Task goal:
Each entry below must appear in the output exactly as written.

Data for this task:
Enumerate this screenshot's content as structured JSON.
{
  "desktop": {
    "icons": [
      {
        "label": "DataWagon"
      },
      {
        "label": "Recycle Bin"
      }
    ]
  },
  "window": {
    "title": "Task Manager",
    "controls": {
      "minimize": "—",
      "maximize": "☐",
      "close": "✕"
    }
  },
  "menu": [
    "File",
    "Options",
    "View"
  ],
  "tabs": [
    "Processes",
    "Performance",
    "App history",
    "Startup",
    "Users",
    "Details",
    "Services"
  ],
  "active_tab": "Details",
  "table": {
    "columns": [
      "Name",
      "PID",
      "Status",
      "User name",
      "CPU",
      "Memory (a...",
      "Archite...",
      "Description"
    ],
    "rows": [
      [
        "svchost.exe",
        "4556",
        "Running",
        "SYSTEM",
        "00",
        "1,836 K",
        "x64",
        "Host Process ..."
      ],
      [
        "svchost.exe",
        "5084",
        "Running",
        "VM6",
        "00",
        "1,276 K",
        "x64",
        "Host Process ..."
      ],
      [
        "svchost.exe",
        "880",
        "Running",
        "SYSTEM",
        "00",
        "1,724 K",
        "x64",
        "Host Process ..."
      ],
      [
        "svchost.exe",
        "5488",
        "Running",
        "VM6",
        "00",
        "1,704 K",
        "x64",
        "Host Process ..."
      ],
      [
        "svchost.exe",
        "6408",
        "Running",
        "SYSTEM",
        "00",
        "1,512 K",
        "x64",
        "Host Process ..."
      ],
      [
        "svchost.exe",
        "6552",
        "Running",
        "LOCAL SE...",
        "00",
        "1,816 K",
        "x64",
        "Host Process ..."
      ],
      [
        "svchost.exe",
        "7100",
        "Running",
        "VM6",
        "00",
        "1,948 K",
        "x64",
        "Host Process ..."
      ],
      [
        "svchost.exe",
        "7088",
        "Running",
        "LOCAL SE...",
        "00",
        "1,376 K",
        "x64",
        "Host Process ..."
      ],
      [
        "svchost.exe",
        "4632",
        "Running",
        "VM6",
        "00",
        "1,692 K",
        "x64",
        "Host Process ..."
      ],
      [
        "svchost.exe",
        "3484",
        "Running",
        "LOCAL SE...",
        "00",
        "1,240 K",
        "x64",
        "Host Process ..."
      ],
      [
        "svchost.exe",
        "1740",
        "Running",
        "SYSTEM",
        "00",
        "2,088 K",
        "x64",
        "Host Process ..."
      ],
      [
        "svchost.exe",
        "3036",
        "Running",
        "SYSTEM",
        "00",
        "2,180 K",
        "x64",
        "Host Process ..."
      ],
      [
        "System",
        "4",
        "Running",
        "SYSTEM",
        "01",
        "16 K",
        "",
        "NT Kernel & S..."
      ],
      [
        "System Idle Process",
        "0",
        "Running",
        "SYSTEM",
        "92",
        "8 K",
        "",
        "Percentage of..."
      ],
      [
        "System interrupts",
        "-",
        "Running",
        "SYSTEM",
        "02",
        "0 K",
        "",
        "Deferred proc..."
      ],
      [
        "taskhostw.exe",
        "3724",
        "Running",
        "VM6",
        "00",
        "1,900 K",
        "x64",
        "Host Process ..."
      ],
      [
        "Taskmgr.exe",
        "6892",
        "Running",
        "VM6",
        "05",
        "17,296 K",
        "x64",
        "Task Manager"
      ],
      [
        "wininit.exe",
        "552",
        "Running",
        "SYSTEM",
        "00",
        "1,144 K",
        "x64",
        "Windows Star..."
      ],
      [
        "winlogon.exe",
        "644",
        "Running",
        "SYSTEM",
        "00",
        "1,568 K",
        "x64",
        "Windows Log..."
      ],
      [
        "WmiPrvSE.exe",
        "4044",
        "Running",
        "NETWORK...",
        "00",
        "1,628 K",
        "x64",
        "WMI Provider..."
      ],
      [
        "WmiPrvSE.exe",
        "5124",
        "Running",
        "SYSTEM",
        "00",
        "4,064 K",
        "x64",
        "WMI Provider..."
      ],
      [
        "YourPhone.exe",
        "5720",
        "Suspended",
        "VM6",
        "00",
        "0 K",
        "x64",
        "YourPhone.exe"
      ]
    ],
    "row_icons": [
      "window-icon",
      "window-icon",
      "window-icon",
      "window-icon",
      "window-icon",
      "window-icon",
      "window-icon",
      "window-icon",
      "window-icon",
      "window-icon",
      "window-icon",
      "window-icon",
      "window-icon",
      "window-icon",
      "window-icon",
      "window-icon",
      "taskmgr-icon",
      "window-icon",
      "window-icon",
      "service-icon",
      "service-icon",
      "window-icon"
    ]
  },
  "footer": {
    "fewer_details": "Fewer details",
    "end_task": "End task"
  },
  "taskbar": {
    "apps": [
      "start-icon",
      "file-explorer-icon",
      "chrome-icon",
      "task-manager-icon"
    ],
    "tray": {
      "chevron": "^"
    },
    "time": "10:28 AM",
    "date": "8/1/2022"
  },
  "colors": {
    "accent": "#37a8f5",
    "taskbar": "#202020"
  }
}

Exercise answer:
Enumerate this screenshot's content as structured JSON.
{
  "desktop": {
    "icons": [
      {
        "label": "DataWagon"
      },
      {
        "label": "Recycle Bin"
      }
    ]
  },
  "window": {
    "title": "Task Manager",
    "controls": {
      "minimize": "—",
      "maximize": "☐",
      "close": "✕"
    }
  },
  "menu": [
    "File",
    "Options",
    "View"
  ],
  "tabs": [
    "Processes",
    "Performance",
    "App history",
    "Startup",
    "Users",
    "Details",
    "Services"
  ],
  "active_tab": "Details",
  "table": {
    "columns": [
      "Name",
      "PID",
      "Status",
      "User name",
      "CPU",
      "Memory (a...",
      "Archite...",
      "Description"
    ],
    "rows": [
      [
        "svchost.exe",
        "4556",
        "Running",
        "SYSTEM",
        "00",
        "1,836 K",
        "x64",
        "Host Process ..."
      ],
      [
        "svchost.exe",
        "5084",
        "Running",
        "VM6",
        "00",
        "1,276 K",
        "x64",
        "Host Process ..."
      ],
      [
        "svchost.exe",
        "880",
        "Running",
        "SYSTEM",
        "00",
        "1,724 K",
        "x64",
        "Host Process ..."
      ],
      [
        "svchost.exe",
        "5488",
        "Running",
        "VM6",
        "00",
        "1,704 K",
        "x64",
        "Host Process ..."
      ],
      [
        "svchost.exe",
        "6408",
        "Running",
        "SYSTEM",
        "00",
        "1,512 K",
        "x64",
        "Host Process ..."
      ],
      [
        "svchost.exe",
        "6552",
        "Running",
        "LOCAL SE...",
        "00",
        "1,816 K",
        "x64",
        "Host Process ..."
      ],
      [
        "svchost.exe",
        "7100",
        "Running",
        "VM6",
        "00",
        "1,948 K",
        "x64",
        "Host Process ..."
      ],
      [
        "svchost.exe",
        "7088",
        "Running",
        "LOCAL SE...",
        "00",
        "1,376 K",
        "x64",
        "Host Process ..."
      ],
      [
        "svchost.exe",
        "4632",
        "Running",
        "VM6",
        "00",
        "1,692 K",
        "x64",
        "Host Process ..."
      ],
      [
        "svchost.exe",
        "3484",
        "Running",
        "LOCAL SE...",
        "00",
        "1,240 K",
        "x64",
        "Host Process ..."
      ],
      [
        "svchost.exe",
        "1740",
        "Running",
        "SYSTEM",
        "00",
        "2,088 K",
        "x64",
        "Host Process ..."
      ],
      [
        "svchost.exe",
        "3036",
        "Running",
        "SYSTEM",
        "00",
        "2,180 K",
        "x64",
        "Host Process ..."
      ],
      [
        "System",
        "4",
        "Running",
        "SYSTEM",
        "01",
        "16 K",
        "",
        "NT Kernel & S..."
      ],
      [
        "System Idle Process",
        "0",
        "Running",
        "SYSTEM",
        "92",
        "8 K",
        "",
        "Percentage of..."
      ],
      [
        "System interrupts",
        "-",
        "Running",
        "SYSTEM",
        "02",
        "0 K",
        "",
        "Deferred proc..."
      ],
      [
        "taskhostw.exe",
        "3724",
        "Running",
        "VM6",
        "00",
        "1,900 K",
        "x64",
        "Host Process ..."
      ],
      [
        "Taskmgr.exe",
        "6892",
        "Running",
        "VM6",
        "05",
        "17,296 K",
        "x64",
        "Task Manager"
      ],
      [
        "wininit.exe",
        "552",
        "Running",
        "SYSTEM",
        "00",
        "1,144 K",
        "x64",
        "Windows Star..."
      ],
      [
        "winlogon.exe",
        "644",
        "Running",
        "SYSTEM",
        "00",
        "1,568 K",
        "x64",
        "Windows Log..."
      ],
      [
        "WmiPrvSE.exe",
        "4044",
        "Running",
        "NETWORK...",
        "00",
        "1,628 K",
        "x64",
        "WMI Provider..."
      ],
      [
        "WmiPrvSE.exe",
        "5124",
        "Running",
        "SYSTEM",
        "00",
        "4,064 K",
        "x64",
        "WMI Provider..."
      ],
      [
        "YourPhone.exe",
        "5720",
        "Suspended",
        "VM6",
        "00",
        "0 K",
        "x64",
        "YourPhone.exe"
      ]
    ],
    "row_icons": [
      "window-icon",
      "window-icon",
      "window-icon",
      "window-icon",
      "window-icon",
      "window-icon",
      "window-icon",
      "window-icon",
      "window-icon",
      "window-icon",
      "window-icon",
      "window-icon",
      "window-icon",
      "window-icon",
      "window-icon",
      "window-icon",
      "taskmgr-icon",
      "window-icon",
      "window-icon",
      "service-icon",
      "service-icon",
      "window-icon"
    ]
  },
  "footer": {
    "fewer_details": "Fewer details",
    "end_task": "End task"
  },
  "taskbar": {
    "apps": [
      "start-icon",
      "file-explorer-icon",
      "chrome-icon",
      "task-manager-icon"
    ],
    "tray": {
      "chevron": "^"
    },
    "time": "10:28 AM",
    "date": "8/1/2022"
  },
  "colors": {
    "accent": "#37a8f5",
    "taskbar": "#202020"
  }
}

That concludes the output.